Or, you sleep deeply through a long night and wake up refreshed, without pain, and you feel like making carrot ginger soup, perhaps sharing with a friend.

An abundance of wealth.

It’s a way of being, meditation is. It’s living in that place between what is and what might be, that place that has room for our loneliness and limitations, but also room for our hopes and dreams. It’s a way of honoring our truest selves, more than it is something we do. It’s a way of milking all we can from life, embracing the richness of the comfortable alongside the uncomfortable. It doesn’t change things, but it changes everything.

Lift the Silence

“Take me to that place, where music sounds good again,” sings k.d. lang, and she did, she does. The sound two nights ago filled every inch of the auditorium, every pore in the room, and she took us there.

And all night long, and the next day, walking with other Edmontonians who’d come out to Lift the Silence, the refrain went on and on in my ears—take me to that place, where music sounds good again. That place where it is enough just to be alive, where facing each new day with a smile comes easily. That place where walking through dewy morning grass in bare feet is the purest pleasure, one worth getting up early for. That place where walking anywhere, the feeling of elastic hamstrings with each bounce of step, is the purest pleasure.

Take me to that place, before. Before I knew it wasn’t always enough to try hard, to pay your dues, to be kind and good. Before I doubted the motives and authenticity of our leaders. Before I knew dreams could be shattered and rupture us wide open and leave us raw to the elements. Before I watched that happen to my children, and my friends’ children. Before I knew about neurological or mitochondrial damage, before the stranger in the mirror, before we were orphaned, before we broke each other’s hearts.

Before I knew some who heard the music and loved it completely, only to have it silenced in a moment by being in the wrong place at the wrong time, or by some runaway cells that moved in and took over.

Before I knew the music could morph into cacophony, go quiet, even stop altogether. Before I knew some who panicked in the silence, and left us forever.
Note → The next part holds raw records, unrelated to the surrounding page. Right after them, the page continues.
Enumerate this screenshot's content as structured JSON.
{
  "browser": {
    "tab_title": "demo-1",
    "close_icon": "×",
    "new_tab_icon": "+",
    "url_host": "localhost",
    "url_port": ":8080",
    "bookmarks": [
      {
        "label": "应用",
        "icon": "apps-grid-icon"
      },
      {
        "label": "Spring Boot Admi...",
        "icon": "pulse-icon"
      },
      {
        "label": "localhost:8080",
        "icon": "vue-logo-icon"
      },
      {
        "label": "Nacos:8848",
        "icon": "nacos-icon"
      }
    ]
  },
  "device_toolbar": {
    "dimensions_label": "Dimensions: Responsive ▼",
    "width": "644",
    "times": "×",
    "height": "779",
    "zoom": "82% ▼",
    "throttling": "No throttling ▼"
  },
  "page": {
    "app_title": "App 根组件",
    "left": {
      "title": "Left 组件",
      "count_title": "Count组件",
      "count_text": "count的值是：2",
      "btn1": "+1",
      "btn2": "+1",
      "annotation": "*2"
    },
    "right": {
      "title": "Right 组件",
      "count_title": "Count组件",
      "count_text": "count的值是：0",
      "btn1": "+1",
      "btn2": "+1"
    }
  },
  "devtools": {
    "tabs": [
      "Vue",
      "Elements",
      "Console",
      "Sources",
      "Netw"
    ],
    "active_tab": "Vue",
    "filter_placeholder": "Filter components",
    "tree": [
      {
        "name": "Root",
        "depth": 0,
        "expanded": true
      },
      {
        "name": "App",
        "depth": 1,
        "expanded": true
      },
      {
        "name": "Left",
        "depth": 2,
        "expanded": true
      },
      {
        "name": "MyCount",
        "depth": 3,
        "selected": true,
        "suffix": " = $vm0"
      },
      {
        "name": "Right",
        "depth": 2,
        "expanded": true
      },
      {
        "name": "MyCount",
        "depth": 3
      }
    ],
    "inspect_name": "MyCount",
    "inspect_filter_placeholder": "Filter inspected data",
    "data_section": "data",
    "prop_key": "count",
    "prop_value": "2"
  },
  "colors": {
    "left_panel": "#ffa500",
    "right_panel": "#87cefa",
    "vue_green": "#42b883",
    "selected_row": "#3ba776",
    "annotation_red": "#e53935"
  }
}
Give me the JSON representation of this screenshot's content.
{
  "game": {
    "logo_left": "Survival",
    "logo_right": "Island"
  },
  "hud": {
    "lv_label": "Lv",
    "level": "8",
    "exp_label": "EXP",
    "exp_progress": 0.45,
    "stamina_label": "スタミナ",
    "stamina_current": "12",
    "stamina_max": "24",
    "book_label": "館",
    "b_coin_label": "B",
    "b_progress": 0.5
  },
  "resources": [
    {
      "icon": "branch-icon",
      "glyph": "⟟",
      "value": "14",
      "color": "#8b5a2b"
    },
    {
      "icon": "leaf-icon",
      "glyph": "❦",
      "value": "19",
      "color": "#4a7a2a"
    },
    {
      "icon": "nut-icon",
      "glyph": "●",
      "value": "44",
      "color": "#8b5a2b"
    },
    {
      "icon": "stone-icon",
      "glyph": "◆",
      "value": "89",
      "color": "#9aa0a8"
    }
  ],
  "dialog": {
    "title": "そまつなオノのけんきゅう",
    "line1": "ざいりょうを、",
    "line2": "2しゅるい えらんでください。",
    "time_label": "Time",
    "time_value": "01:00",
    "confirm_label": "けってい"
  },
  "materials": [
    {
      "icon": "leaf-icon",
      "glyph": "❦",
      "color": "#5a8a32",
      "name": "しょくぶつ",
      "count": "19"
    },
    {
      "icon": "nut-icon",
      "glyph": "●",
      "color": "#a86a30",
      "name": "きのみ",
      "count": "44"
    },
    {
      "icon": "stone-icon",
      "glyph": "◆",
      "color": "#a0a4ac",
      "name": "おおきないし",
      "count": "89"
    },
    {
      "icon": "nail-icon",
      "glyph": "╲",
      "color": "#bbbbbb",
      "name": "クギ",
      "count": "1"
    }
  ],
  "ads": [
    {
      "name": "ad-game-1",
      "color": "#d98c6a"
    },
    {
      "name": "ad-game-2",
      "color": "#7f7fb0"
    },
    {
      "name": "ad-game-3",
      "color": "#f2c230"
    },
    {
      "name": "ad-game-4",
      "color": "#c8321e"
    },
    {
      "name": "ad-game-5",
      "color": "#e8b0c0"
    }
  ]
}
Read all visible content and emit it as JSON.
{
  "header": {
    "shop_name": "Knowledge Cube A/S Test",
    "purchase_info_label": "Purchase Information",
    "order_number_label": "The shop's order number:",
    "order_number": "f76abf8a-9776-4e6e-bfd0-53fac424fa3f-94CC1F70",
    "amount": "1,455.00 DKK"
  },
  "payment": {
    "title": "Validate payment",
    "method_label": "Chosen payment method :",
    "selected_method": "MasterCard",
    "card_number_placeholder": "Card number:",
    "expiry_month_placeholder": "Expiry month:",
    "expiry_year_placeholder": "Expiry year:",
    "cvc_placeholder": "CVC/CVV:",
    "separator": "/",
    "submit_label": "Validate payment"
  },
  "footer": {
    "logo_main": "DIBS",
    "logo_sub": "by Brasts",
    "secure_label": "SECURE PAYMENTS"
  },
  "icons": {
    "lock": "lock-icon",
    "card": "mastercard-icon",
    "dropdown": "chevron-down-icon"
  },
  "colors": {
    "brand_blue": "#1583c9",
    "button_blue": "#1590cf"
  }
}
k.d. lang took us there the other night, not back to before all that—that’s never possible— but somehow, to that place where music sounds good again. And maybe the echo will be enough for a while again, for most of us at least.

This Moment

At the shoreline that is early morning, the threshold of consciousness, I am dimly aware of what has been, of a dull ache, of sharp disappointment, of fear, of the uncertainty of the future. Just before the wave crests, a short vivid film—a long cold night of the soul, loneliness, the burying of more than a few dreams in hard cold ground. The wave breaks, and for a moment I weep. Then I breathe deeply. All but the present slips away. I savor the softness of my pillow, the cool air coming through the open window, the leaves rustling in the trees, the warmth of my blanket. Then the surprise of cool hands on my sore feet, then on the small of my back, and the contrast between pain and sweet pleasure is enormous, intense. Without the discomfort, the comfort would not be. A scratch cannot satisfy in the absence of an itch, this I have learned.

Little changed in those few moments but my view of the landscape. It’s a view somewhat new to me, one that includes an acceptance of all that is, a knowing that we can tolerate that which we fear, that which is unpleasant. And in this moment, the surprise is that the pleasant outweighs the unpleasant once again. It’s true, much of the plot once brimming with the energy of new life and certainty is now devoid of life, empty, parched bare soil… but along the edges and in patches throughout I see bright fresh new shoots, blossoms that thrive on much less, life of a different sort, dreams much smaller, but vivid splashes of color nonetheless.

Color and warmth and touch give way to aroma: fresh coffee brewing. A new day. I will stop often to bring myself out of the past or the future and back to the present, out of my thoughts and into all my senses. I do it more easily now than I used to, for which I am grateful. It is one of the gifts of having come face-to-face with my mortality.